[Data records for software interfaces]
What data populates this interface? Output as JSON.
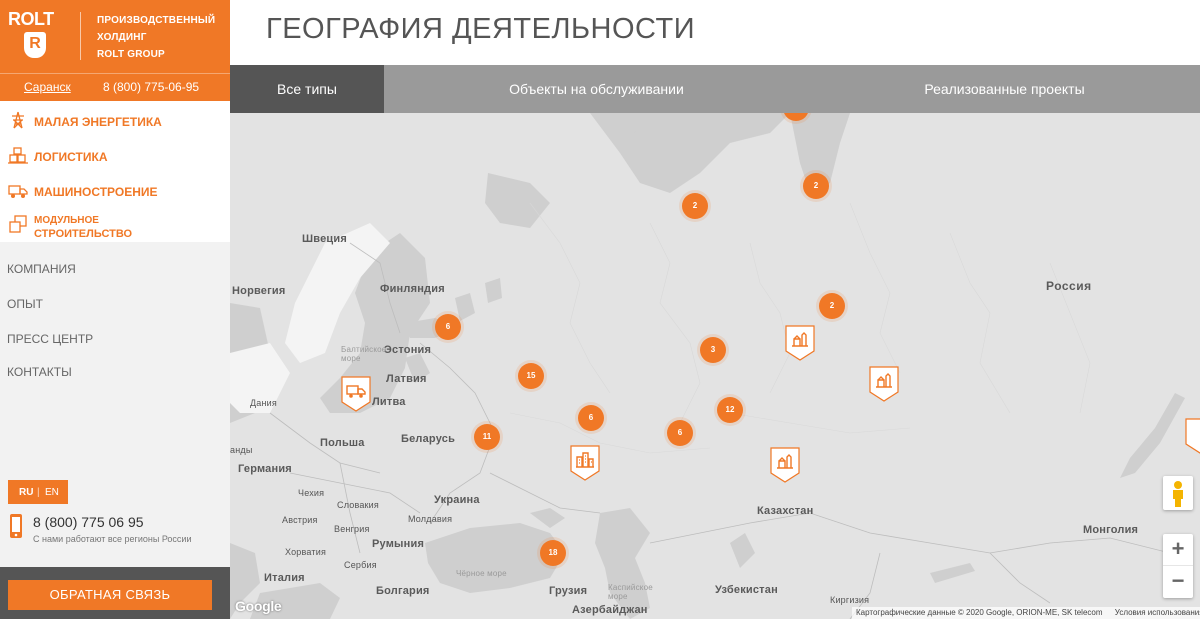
{
  "brand": {
    "logo_word": "ROLT",
    "logo_letter": "R",
    "tagline": [
      "ПРОИЗВОДСТВЕННЫЙ",
      "ХОЛДИНГ",
      "ROLT GROUP"
    ]
  },
  "contact_bar": {
    "city": "Саранск",
    "phone": "8 (800) 775-06-95"
  },
  "divisions": [
    {
      "label": "МАЛАЯ ЭНЕРГЕТИКА",
      "icon": "power-tower-icon"
    },
    {
      "label": "ЛОГИСТИКА",
      "icon": "warehouse-icon"
    },
    {
      "label": "МАШИНОСТРОЕНИЕ",
      "icon": "truck-icon"
    },
    {
      "label": "МОДУЛЬНОЕ",
      "label2": "СТРОИТЕЛЬСТВО",
      "icon": "modules-icon"
    }
  ],
  "menu": [
    "КОМПАНИЯ",
    "ОПЫТ",
    "ПРЕСС ЦЕНТР",
    "КОНТАКТЫ"
  ],
  "lang": {
    "ru": "RU",
    "sep": "|",
    "en": "EN"
  },
  "phone_block": {
    "number": "8 (800) 775 06 95",
    "note": "С нами работают все регионы России"
  },
  "feedback": {
    "label": "ОБРАТНАЯ СВЯЗЬ"
  },
  "page": {
    "title": "ГЕОГРАФИЯ ДЕЯТЕЛЬНОСТИ"
  },
  "tabs": [
    {
      "label": "Все типы",
      "active": true
    },
    {
      "label": "Объекты на обслуживании",
      "active": false
    },
    {
      "label": "Реализованные проекты",
      "active": false
    }
  ],
  "map": {
    "place_labels": {
      "russia": "Россия",
      "sweden": "Швеция",
      "norway": "Норвегия",
      "finland": "Финляндия",
      "estonia": "Эстония",
      "latvia": "Латвия",
      "lithuania": "Литва",
      "baltic_sea": "Балтийское море",
      "denmark": "Дания",
      "belarus": "Беларусь",
      "poland": "Польша",
      "germany": "Германия",
      "netherlands": "анды",
      "czechia": "Чехия",
      "slovakia": "Словакия",
      "austria": "Австрия",
      "hungary": "Венгрия",
      "moldova": "Молдавия",
      "ukraine": "Украина",
      "croatia": "Хорватия",
      "serbia": "Сербия",
      "romania": "Румыния",
      "italy": "Италия",
      "bulgaria": "Болгария",
      "black_sea": "Чёрное море",
      "georgia": "Грузия",
      "caspian_sea": "Каспийское море",
      "azerbaijan": "Азербайджан",
      "uzbekistan": "Узбекистан",
      "kyrgyzstan": "Киргизия",
      "kazakhstan": "Казахстан",
      "mongolia": "Монголия"
    },
    "clusters": [
      "2",
      "2",
      "2",
      "6",
      "3",
      "15",
      "12",
      "6",
      "6",
      "11",
      "18"
    ],
    "pins": [
      "power-plant-icon",
      "power-plant-icon",
      "power-plant-icon",
      "truck-icon",
      "factory-icon"
    ],
    "attribution": {
      "data": "Картографические данные © 2020 Google, ORION-ME, SK telecom",
      "terms": "Условия использования"
    },
    "google_logo": "Google",
    "controls": {
      "zoom_in": "+",
      "zoom_out": "−"
    },
    "colors": {
      "accent": "#f07826",
      "land": "#e3e3e3",
      "water": "#cfcfcf"
    }
  }
}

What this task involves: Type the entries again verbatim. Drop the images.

Solution to this exercise:
What data populates this interface? Output as JSON.
{
  "brand": {
    "logo_word": "ROLT",
    "logo_letter": "R",
    "tagline": [
      "ПРОИЗВОДСТВЕННЫЙ",
      "ХОЛДИНГ",
      "ROLT GROUP"
    ]
  },
  "contact_bar": {
    "city": "Саранск",
    "phone": "8 (800) 775-06-95"
  },
  "divisions": [
    {
      "label": "МАЛАЯ ЭНЕРГЕТИКА",
      "icon": "power-tower-icon"
    },
    {
      "label": "ЛОГИСТИКА",
      "icon": "warehouse-icon"
    },
    {
      "label": "МАШИНОСТРОЕНИЕ",
      "icon": "truck-icon"
    },
    {
      "label": "МОДУЛЬНОЕ",
      "label2": "СТРОИТЕЛЬСТВО",
      "icon": "modules-icon"
    }
  ],
  "menu": [
    "КОМПАНИЯ",
    "ОПЫТ",
    "ПРЕСС ЦЕНТР",
    "КОНТАКТЫ"
  ],
  "lang": {
    "ru": "RU",
    "sep": "|",
    "en": "EN"
  },
  "phone_block": {
    "number": "8 (800) 775 06 95",
    "note": "С нами работают все регионы России"
  },
  "feedback": {
    "label": "ОБРАТНАЯ СВЯЗЬ"
  },
  "page": {
    "title": "ГЕОГРАФИЯ ДЕЯТЕЛЬНОСТИ"
  },
  "tabs": [
    {
      "label": "Все типы",
      "active": true
    },
    {
      "label": "Объекты на обслуживании",
      "active": false
    },
    {
      "label": "Реализованные проекты",
      "active": false
    }
  ],
  "map": {
    "place_labels": {
      "russia": "Россия",
      "sweden": "Швеция",
      "norway": "Норвегия",
      "finland": "Финляндия",
      "estonia": "Эстония",
      "latvia": "Латвия",
      "lithuania": "Литва",
      "baltic_sea": "Балтийское море",
      "denmark": "Дания",
      "belarus": "Беларусь",
      "poland": "Польша",
      "germany": "Германия",
      "netherlands": "анды",
      "czechia": "Чехия",
      "slovakia": "Словакия",
      "austria": "Австрия",
      "hungary": "Венгрия",
      "moldova": "Молдавия",
      "ukraine": "Украина",
      "croatia": "Хорватия",
      "serbia": "Сербия",
      "romania": "Румыния",
      "italy": "Италия",
      "bulgaria": "Болгария",
      "black_sea": "Чёрное море",
      "georgia": "Грузия",
      "caspian_sea": "Каспийское море",
      "azerbaijan": "Азербайджан",
      "uzbekistan": "Узбекистан",
      "kyrgyzstan": "Киргизия",
      "kazakhstan": "Казахстан",
      "mongolia": "Монголия"
    },
    "clusters": [
      "2",
      "2",
      "2",
      "6",
      "3",
      "15",
      "12",
      "6",
      "6",
      "11",
      "18"
    ],
    "pins": [
      "power-plant-icon",
      "power-plant-icon",
      "power-plant-icon",
      "truck-icon",
      "factory-icon"
    ],
    "attribution": {
      "data": "Картографические данные © 2020 Google, ORION-ME, SK telecom",
      "terms": "Условия использования"
    },
    "google_logo": "Google",
    "controls": {
      "zoom_in": "+",
      "zoom_out": "−"
    },
    "colors": {
      "accent": "#f07826",
      "land": "#e3e3e3",
      "water": "#cfcfcf"
    }
  }
}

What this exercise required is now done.